PROBLEM REQUIREMENTS: The number needed is how many lines in these entries contain "title"; give it alone.
━━ MATERIAL FOR THIS TASK ━━
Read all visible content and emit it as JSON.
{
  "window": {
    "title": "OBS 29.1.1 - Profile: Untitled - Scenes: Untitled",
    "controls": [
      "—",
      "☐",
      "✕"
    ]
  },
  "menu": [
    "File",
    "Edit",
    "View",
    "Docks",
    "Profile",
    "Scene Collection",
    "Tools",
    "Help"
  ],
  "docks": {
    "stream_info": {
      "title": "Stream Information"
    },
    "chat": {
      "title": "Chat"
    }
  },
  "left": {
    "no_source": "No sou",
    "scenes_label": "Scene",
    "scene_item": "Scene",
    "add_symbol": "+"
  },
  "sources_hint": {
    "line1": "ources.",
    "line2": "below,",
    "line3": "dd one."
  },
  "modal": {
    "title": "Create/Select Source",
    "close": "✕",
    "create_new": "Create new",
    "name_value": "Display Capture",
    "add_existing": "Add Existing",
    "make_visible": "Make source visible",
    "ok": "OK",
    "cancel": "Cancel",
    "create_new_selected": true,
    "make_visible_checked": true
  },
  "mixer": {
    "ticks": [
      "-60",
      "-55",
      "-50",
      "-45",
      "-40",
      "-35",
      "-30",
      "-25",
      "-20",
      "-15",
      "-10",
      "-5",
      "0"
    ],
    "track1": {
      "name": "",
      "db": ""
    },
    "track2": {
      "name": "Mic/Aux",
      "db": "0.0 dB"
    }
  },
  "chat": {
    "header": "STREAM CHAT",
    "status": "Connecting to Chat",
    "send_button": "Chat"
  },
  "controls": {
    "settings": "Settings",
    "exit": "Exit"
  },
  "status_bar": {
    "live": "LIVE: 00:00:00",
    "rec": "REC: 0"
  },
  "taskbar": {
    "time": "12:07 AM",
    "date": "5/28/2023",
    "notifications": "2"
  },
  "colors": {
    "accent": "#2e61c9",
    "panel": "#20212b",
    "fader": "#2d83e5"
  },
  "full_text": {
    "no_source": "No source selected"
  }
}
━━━
THE COMPLETED TASK: 4